We began by studying immobility. We pretended our bodies were cars, and imitated the patterns of a chase and an accident. We pretended we were dancers, and imitated the patterns of a dance. We pretended we were machines, and people learning how to behave like people. We collected words about phantom childhoods. We fashioned a narrow performance space, angled askew, with no parallel in the world: part Chevrolet insignia, part Libeskind passageway. We have discovered a performance by making it, with the following ideas at its heart: the construction of memory, the aftermath of historical destruction, the place of nature, the way one might learn to love the world, the way one might say to oneself, "I am not afraid."

Goat Island – It’s an Earthquake in My Heart


Goat Island’s “Lecture in a Stair Shape Diminishing” was written in response to an invitation from the Vienna Festival to present a lecture alongside the premier of It’s an Earthquake in My Heart in June 2001. It was written by the six members of the group, partly to contextualize the performance, and partly as an artwork in its own right. It was intended that the talk would also reflect the theme of the Vienna Festival into which we had been programmed, which included: “…a story made up of many stories, of voices, sounds, and images… [dealing] with places, biographies, and identities that change, with power and helplessness, zones of transition from biography to politics, from story to history.”

As the design of Goat Island’s performance spaces presents us with a vessel to fill with our performances, we also found it useful to have a structure which we would fill with words for our lecture. Matthew constructed this design, reproduced below. Structure might be said, in instances such as these, to provide clarity and focus to the creative process. Six alternating voices (A to F) each speak four times in sequence for a duration of diminishing length, determined by numbered sentences, starting at 35 and reducing to 0, at which point the lecture concludes. Each person delivers 61 sentences in total. To ensure that the lecture diminished in length with each section, we decided that the average sentence length would be approximately 17.5 words in each of the 24 sections.

In addition to the sentence structure, each member of Goat Island supplied a directive to be followed by us all:
(1) Write one to three lines about not being able to move - Lin.
(2) Compulsion. To complete the experience of looking, create a climate of things - Mark.
(3) At some point in your piece, stop and observe a moment of silence, directly after which you complete the sentence, “I hear…” - Karen.
(4) Find a safe part and use it as an anchor - CJ (appropriated from Brian Eno and Peter Schmidt’s Oblique Strategies).
(5) Write three sentences in a row, each sentence beginning with the same word - Bryan.
(6) Share a word at the transitional sentence, and add a change of season - Matthew.
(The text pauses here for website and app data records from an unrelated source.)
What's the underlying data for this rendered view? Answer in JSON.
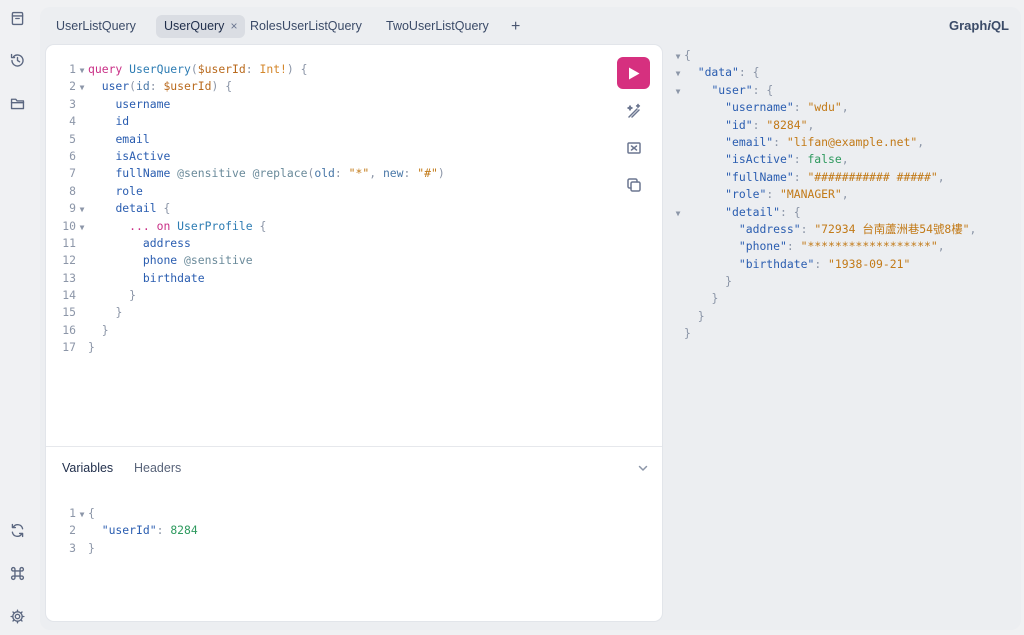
{
  "app": {
    "logo_main": "Graph",
    "logo_italic": "i",
    "logo_tail": "QL"
  },
  "rail": {
    "top": [
      {
        "name": "docs-icon"
      },
      {
        "name": "history-icon"
      },
      {
        "name": "explorer-folder-icon"
      }
    ],
    "bottom": [
      {
        "name": "refetch-schema-icon"
      },
      {
        "name": "shortcuts-command-icon"
      },
      {
        "name": "settings-gear-icon"
      }
    ]
  },
  "tabs": [
    {
      "label": "UserListQuery",
      "active": false
    },
    {
      "label": "UserQuery",
      "active": true,
      "close": "×"
    },
    {
      "label": "RolesUserListQuery",
      "active": false
    },
    {
      "label": "TwoUserListQuery",
      "active": false
    }
  ],
  "add_tab": "+",
  "editor": {
    "line_numbers": [
      "1",
      "2",
      "3",
      "4",
      "5",
      "6",
      "7",
      "8",
      "9",
      "10",
      "11",
      "12",
      "13",
      "14",
      "15",
      "16",
      "17"
    ],
    "lines": {
      "l1": {
        "kw": "query",
        "name": "UserQuery",
        "open": "(",
        "var": "$userId",
        "colon": ":",
        "type": "Int!",
        "close": ")",
        "brace": "{"
      },
      "l2": {
        "field": "user",
        "open": "(",
        "arg": "id",
        "colon": ":",
        "var": "$userId",
        "close": ")",
        "brace": "{"
      },
      "l3": "username",
      "l4": "id",
      "l5": "email",
      "l6": "isActive",
      "l7": {
        "field": "fullName",
        "dir1": "@sensitive",
        "dir2": "@replace",
        "open": "(",
        "arg1": "old",
        "val1": "\"*\"",
        "arg2": "new",
        "val2": "\"#\"",
        "close": ")"
      },
      "l8": "role",
      "l9": {
        "field": "detail",
        "brace": "{"
      },
      "l10": {
        "spread": "...",
        "on": "on",
        "type": "UserProfile",
        "brace": "{"
      },
      "l11": "address",
      "l12": {
        "field": "phone",
        "dir": "@sensitive"
      },
      "l13": "birthdate",
      "close_brace": "}"
    }
  },
  "variables_panel": {
    "tabs": [
      "Variables",
      "Headers"
    ],
    "line_numbers": [
      "1",
      "2",
      "3"
    ],
    "open": "{",
    "key": "\"userId\"",
    "colon": ":",
    "value": "8284",
    "close": "}"
  },
  "result": {
    "open": "{",
    "close": "}",
    "data_key": "\"data\"",
    "user_key": "\"user\"",
    "fields": [
      {
        "key": "\"username\"",
        "value": "\"wdu\"",
        "comma": ","
      },
      {
        "key": "\"id\"",
        "value": "\"8284\"",
        "comma": ","
      },
      {
        "key": "\"email\"",
        "value": "\"lifan@example.net\"",
        "comma": ","
      },
      {
        "key": "\"isActive\"",
        "value": "false",
        "comma": ","
      },
      {
        "key": "\"fullName\"",
        "value": "\"########### #####\"",
        "comma": ","
      },
      {
        "key": "\"role\"",
        "value": "\"MANAGER\"",
        "comma": ","
      }
    ],
    "detail_key": "\"detail\"",
    "detail_fields": [
      {
        "key": "\"address\"",
        "value": "\"72934 台南蘆洲巷54號8樓\"",
        "comma": ","
      },
      {
        "key": "\"phone\"",
        "value": "\"******************\"",
        "comma": ","
      },
      {
        "key": "\"birthdate\"",
        "value": "\"1938-09-21\"",
        "comma": ""
      }
    ]
  },
  "colors": {
    "run_button": "#d6307f",
    "string": "#c27a18",
    "keyword": "#c92f86",
    "field": "#2a5db0"
  }
}
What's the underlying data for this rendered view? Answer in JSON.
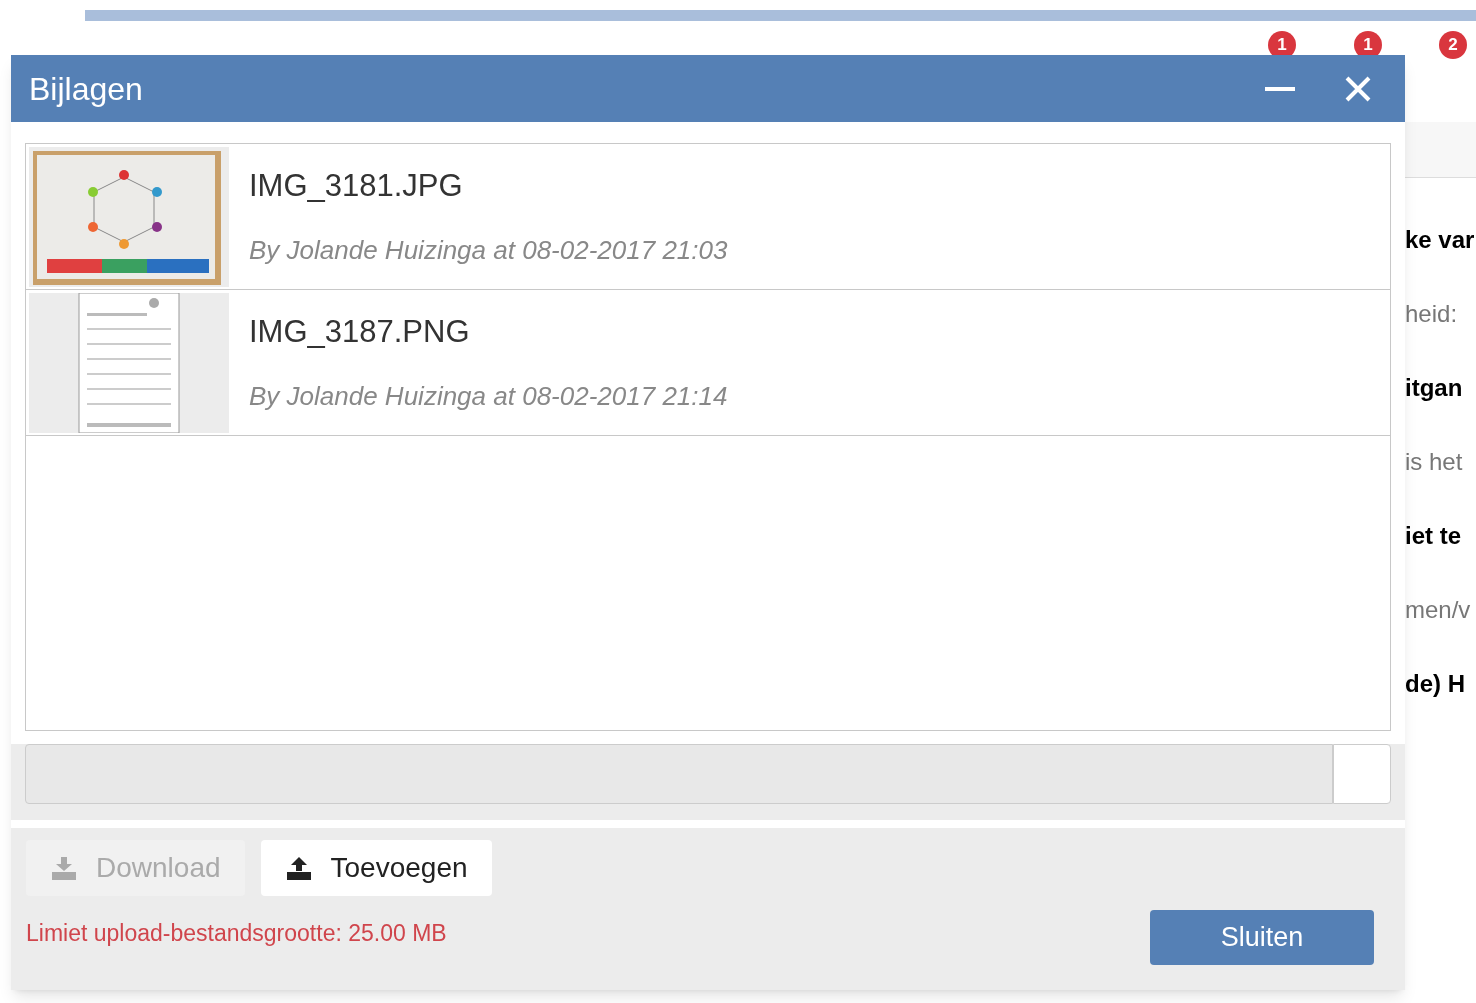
{
  "background": {
    "badges": [
      "1",
      "1",
      "2"
    ],
    "side_texts": [
      {
        "text": "ke var",
        "bold": true
      },
      {
        "text": "heid:",
        "bold": false
      },
      {
        "text": "itgan",
        "bold": true
      },
      {
        "text": "is het",
        "bold": false
      },
      {
        "text": "iet te",
        "bold": true
      },
      {
        "text": "men/v",
        "bold": false
      },
      {
        "text": "de) H",
        "bold": true
      }
    ]
  },
  "dialog": {
    "title": "Bijlagen",
    "attachments": [
      {
        "name": "IMG_3181.JPG",
        "meta": "By Jolande Huizinga at 08-02-2017 21:03"
      },
      {
        "name": "IMG_3187.PNG",
        "meta": "By Jolande Huizinga at 08-02-2017 21:14",
        "kind": "document"
      }
    ],
    "buttons": [
      {
        "label": "Download",
        "kind": "download",
        "disabled": true
      },
      {
        "label": "Toevoegen",
        "kind": "upload",
        "disabled": false
      }
    ],
    "limit_text": "Limiet upload-bestandsgrootte: 25.00 MB",
    "close_button": "Sluiten"
  }
}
The outcome of this process is multivocal, and perhaps internally contradictory, reflecting the manner of its conception. The structure and directives, outlined above, are secondary to your response to the lecture, and indeed may not be apparent without reading this introduction – however, we hope this information will add to your appreciation of the lecture.

CJ Mitchell
Goat Island Company Manager
Chicago, March 2001

Lecture in a Stair Shape Diminishing